It’s vital that you follow your dentist’s aftercare instructions properly to prevent infection and ensure you heal as quickly as possible.
Follow these easy steps for a comfortable tooth extraction recovery:
You may feel some pain in the days following your dental extraction. But the good news is that this pain can be easily managed with over-the-counter (OTC) medication. Your dentist or oral surgeon will recommend the right medication and dosage to suit your needs. If you notice your pain getting worse after a few days, contact your dentist as it may be a sign of infection.
Does it look like you’ve got chipmunk cheeks after your wisdom tooth extraction? It happens! Having puffy, swollen or bruised cheeks after a tooth extraction is totally normal. You can help to reduce the swelling by gently applying an icepack to the outside of your cheek. Hold it there for 10 minutes at a time.
Even if you think you feel fine after your tooth extraction, you must take it easy and rest for a few days afterwards. Seriously, don’t try to work from home or jump back into your usual routine — just REST. Resting is the most important part of your recovery and will help your body to heal.
Now that we’ve given you permission to lie down on the couch and binge-watch your fave show for a few days, we need you to do one more thing: prop your head up with a pillow. This goes for when you sleep too. Keeping your head elevated will not only help to reduce swelling, but it will also help to encourage blood clotting at your extraction site.
Be sure to eat soft foods only for a few days after your procedure and avoid anything that is hot or hard and crunchy.
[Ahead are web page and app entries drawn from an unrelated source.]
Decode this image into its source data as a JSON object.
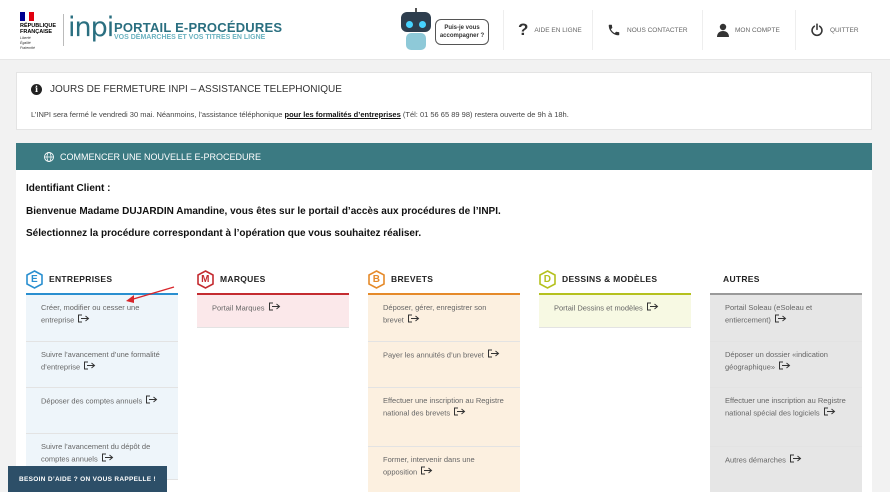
{
  "header": {
    "republic": [
      "RÉPUBLIQUE",
      "FRANÇAISE"
    ],
    "motto": [
      "Liberté",
      "Égalité",
      "Fraternité"
    ],
    "logo": "inpi",
    "portal_title": "PORTAIL E-PROCÉDURES",
    "portal_subtitle": "VOS DÉMARCHES ET VOS TITRES EN LIGNE",
    "bubble": [
      "Puis-je vous",
      "accompagner ?"
    ],
    "nav": {
      "help": "AIDE EN LIGNE",
      "contact": "NOUS CONTACTER",
      "account": "MON COMPTE",
      "quit": "QUITTER"
    }
  },
  "alert": {
    "title": "JOURS DE FERMETURE INPI – ASSISTANCE TELEPHONIQUE",
    "text_before": "L’INPI sera fermé le vendredi 30 mai. Néanmoins, l’assistance téléphonique ",
    "link": "pour les formalités d’entreprises",
    "text_after": " (Tél: 01 56 65 89 98) restera ouverte de 9h à 18h."
  },
  "section": {
    "banner": "COMMENCER UNE NOUVELLE E-PROCEDURE",
    "client_label": "Identifiant Client :",
    "welcome": "Bienvenue Madame DUJARDIN Amandine, vous êtes sur le portail d’accès aux procédures de l’INPI.",
    "select": "Sélectionnez la procédure correspondant à l’opération que vous souhaitez réaliser."
  },
  "columns": [
    {
      "letter": "E",
      "title": "ENTREPRISES",
      "color": "#2a8fd0",
      "bg": "#eef5fa",
      "items": [
        "Créer, modifier ou cesser une entreprise",
        "Suivre l’avancement d’une formalité d’entreprise",
        "Déposer des comptes annuels",
        "Suivre l’avancement du dépôt de comptes annuels"
      ]
    },
    {
      "letter": "M",
      "title": "MARQUES",
      "color": "#c42b30",
      "bg": "#fbe8ea",
      "items": [
        "Portail Marques"
      ]
    },
    {
      "letter": "B",
      "title": "BREVETS",
      "color": "#e58a2a",
      "bg": "#fcf0e0",
      "items": [
        "Déposer, gérer, enregistrer son brevet",
        "Payer les annuités d’un brevet",
        "Effectuer une inscription au Registre national des brevets",
        "Former, intervenir dans une opposition"
      ]
    },
    {
      "letter": "D",
      "title": "DESSINS & MODÈLES",
      "color": "#b5c11e",
      "bg": "#f7f9e3",
      "items": [
        "Portail Dessins et modèles"
      ]
    },
    {
      "letter": "",
      "title": "AUTRES",
      "color": "#9a9a9a",
      "bg": "#e6e6e6",
      "items": [
        "Portail Soleau (eSoleau et entiercement)",
        "Déposer un dossier «indication géographique»",
        "Effectuer une inscription au Registre national spécial des logiciels",
        "Autres démarches"
      ]
    }
  ],
  "help_button": "BESOIN D’AIDE ? ON VOUS RAPPELLE !"
}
Foods like smoothies, yoghurt, cooled soup and luke-warm mashed potato make great post-extraction meals. But remember to avoid drinking through a straw for the first day or so as the sucking motion can irritate the extraction site and dislodge the blood clot, leading to dry socket.
It’s important to keep your teeth and mouth clean after your tooth extraction to help prevent infection. But remember to brush and floss *extremely* carefully and avoid the extraction site — you don’t want to accidentally hit or dislodge the blood clot. Do not rinse your mouth for the first 24 hours after your dental extraction and spit out very gently. After this time, you may gently swish a saltwater solution or mild alcohol-free mouthwash around your mouth.
Any pain or discomfort should start to ease after a few days. However, if you are experiencing severe pain, excessive bleeding or discharge, or have a fever, contact your dentist immediately.
We know tooth extractions can be quite a stressful — and often costly — procedure. So, if there’s anything we can do to help you feel more comfortable about your tooth extraction or wisdom tooth removal and the costs involved, just let us know. Feel free to send us a message or drop us a line on 02 6583 4055 anytime.
Read on to learn all about what you can expect at your dental check-up appointment and why regular check-ups are so important for your smile.